The itinerary ends in a room that could easily symbolise a consulting room. Filled with drawings of covers of paradigmatic works of psychoanalysis by Freud, Lacan, Melanie Klein, Erich Fromm, and others from the Argentinian context such as Oscar Massota and Enrique Pichon-Riviere, some of which are presented as being published by the fictional Cerilla, imagined by Elvira. In this place the phrase “psychoanalysis will help you” takes on an ironic significance, and in juxtaposition with the images of the rooms that precede it, it takes on greater critical meaning from the importance of this school in the transmission of patriarchal cultural values.
As in her previous projects the formal technique is repeated, the drawings appear, in some as the sum of points, and as lines in others. Elvira recognises in this system of relations that she likes to compose, that in relation with this exhibition the techniques that are used take on even greater symbolic relevance. The points could refer to the needles of the looms that the women used in the Bauhaus but also to her mother, who worked preparing material to be embroidered and the stripes, on the other hand, could be an allusion to the printing errors of the artist’s experience in a printing shop. In a sort of family constellation there also appears the father, the psychoanalyst, interpreted through the covers of the books in the consulting room.
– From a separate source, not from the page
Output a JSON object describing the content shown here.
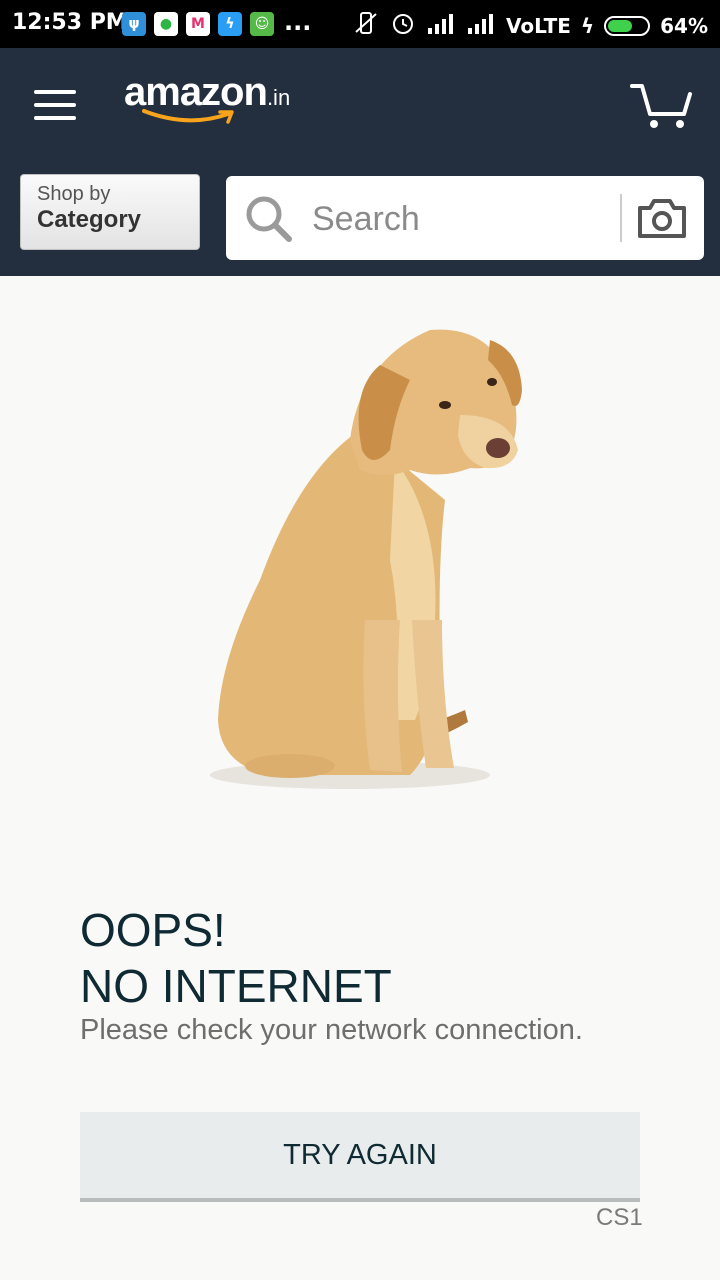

Idilio is the result of a long investigation and forms part of an atlas that is the artist’s very own, wider in that different mementos and historical characters seem to be connected. A system of relations that tell stories that are not hegemonic, but those that are displaced expressly by the dominant discourses.
On this occasion, by means of a popular-culture magazine for women, Elvira raises questions that still come at us today.
Elvira’s artistic practice proposes different forms of discourse, an alternative road to the traditional historiography of considering and representing the past. Starting from her proposal with narrative maps, posters, drawings, paintings, cartography, objects, in point of fact many visual sources, it generates associative and visual thought; a way of telling another story.
– El ‘Idilio’ de Gonzalo Elvira. elPeriódico. Ramón de España. 31.12.2019
– Gonzalo Elvira, el artista que hace aflorar las historias ocultas. ElPaís. Roberta Bosco. 25.01.2020
– Psicoanàlisi i Bauhaus en una revista juvenil per a noies. ara.cat. Antoni Ribas Tur. 14.01.2020